- Requirement: Copy out each line of the listing below in which the string "Mode" occurs.

________

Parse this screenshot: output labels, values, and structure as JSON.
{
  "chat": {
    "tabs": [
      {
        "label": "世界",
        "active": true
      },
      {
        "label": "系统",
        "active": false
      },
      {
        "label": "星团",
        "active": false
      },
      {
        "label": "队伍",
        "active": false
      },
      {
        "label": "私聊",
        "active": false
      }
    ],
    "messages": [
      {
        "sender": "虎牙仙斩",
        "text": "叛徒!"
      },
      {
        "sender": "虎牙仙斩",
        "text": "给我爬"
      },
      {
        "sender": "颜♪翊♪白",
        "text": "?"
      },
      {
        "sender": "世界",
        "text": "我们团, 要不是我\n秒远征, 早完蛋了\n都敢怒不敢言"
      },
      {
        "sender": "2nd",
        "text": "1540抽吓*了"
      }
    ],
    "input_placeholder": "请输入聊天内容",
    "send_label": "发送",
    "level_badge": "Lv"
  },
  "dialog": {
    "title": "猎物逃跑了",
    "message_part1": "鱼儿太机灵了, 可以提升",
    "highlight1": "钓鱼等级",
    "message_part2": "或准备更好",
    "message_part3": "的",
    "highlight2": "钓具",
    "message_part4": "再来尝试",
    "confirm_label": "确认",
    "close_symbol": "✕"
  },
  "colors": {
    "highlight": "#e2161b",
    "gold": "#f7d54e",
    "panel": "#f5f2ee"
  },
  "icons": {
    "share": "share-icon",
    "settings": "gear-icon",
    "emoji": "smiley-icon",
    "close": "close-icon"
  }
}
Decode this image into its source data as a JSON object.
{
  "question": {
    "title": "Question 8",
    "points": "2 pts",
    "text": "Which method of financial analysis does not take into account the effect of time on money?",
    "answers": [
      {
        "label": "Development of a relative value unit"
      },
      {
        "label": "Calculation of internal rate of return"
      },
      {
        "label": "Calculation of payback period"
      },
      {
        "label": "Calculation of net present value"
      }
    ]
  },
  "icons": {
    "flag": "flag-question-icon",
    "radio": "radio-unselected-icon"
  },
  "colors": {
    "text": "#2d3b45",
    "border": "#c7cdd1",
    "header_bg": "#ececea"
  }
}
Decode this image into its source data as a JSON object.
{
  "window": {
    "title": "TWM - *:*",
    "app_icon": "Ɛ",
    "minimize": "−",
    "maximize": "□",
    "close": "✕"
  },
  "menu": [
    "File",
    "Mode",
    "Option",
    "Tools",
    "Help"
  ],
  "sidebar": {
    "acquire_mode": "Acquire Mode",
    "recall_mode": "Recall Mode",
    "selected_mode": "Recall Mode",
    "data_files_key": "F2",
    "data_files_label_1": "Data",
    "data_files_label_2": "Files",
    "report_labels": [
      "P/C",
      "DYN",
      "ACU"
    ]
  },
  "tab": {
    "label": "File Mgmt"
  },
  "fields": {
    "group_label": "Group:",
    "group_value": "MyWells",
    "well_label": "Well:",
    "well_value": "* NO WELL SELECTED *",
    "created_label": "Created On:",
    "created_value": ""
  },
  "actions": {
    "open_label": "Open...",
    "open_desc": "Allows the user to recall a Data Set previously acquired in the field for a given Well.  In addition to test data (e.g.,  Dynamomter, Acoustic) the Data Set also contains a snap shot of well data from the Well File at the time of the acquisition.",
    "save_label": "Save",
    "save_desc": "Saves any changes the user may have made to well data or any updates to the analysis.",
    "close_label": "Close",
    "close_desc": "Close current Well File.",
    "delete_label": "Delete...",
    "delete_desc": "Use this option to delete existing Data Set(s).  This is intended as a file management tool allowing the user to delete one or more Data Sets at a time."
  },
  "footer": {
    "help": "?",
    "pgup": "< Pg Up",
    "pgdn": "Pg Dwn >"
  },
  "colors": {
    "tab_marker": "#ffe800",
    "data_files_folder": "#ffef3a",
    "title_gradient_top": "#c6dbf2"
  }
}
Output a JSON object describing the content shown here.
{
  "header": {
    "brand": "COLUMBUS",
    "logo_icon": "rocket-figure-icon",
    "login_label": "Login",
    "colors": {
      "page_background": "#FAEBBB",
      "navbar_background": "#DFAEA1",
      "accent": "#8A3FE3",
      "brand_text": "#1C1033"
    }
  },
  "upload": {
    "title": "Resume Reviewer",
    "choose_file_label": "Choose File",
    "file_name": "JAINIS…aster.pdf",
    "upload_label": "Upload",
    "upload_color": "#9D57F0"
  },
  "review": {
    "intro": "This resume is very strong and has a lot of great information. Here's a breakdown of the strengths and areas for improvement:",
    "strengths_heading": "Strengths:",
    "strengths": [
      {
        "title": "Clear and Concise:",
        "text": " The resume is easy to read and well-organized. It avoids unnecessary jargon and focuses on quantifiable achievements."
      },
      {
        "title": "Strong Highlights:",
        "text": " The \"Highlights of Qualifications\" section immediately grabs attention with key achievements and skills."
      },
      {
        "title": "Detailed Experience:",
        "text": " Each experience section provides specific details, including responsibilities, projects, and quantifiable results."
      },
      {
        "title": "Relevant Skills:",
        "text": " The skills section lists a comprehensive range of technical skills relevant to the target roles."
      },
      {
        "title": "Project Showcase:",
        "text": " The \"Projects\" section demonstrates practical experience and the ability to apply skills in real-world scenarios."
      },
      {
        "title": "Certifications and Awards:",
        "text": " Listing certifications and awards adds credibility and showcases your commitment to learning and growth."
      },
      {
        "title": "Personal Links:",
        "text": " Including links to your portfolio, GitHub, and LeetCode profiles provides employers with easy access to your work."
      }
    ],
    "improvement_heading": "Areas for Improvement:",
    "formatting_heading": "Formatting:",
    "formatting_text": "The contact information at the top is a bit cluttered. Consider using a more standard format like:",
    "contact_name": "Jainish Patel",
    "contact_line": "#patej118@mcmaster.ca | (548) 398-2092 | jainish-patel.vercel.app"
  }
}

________

- Answer to the problem:
    "Mode",
    "acquire_mode": "Acquire Mode",
    "recall_mode": "Recall Mode",
    "selected_mode": "Recall Mode",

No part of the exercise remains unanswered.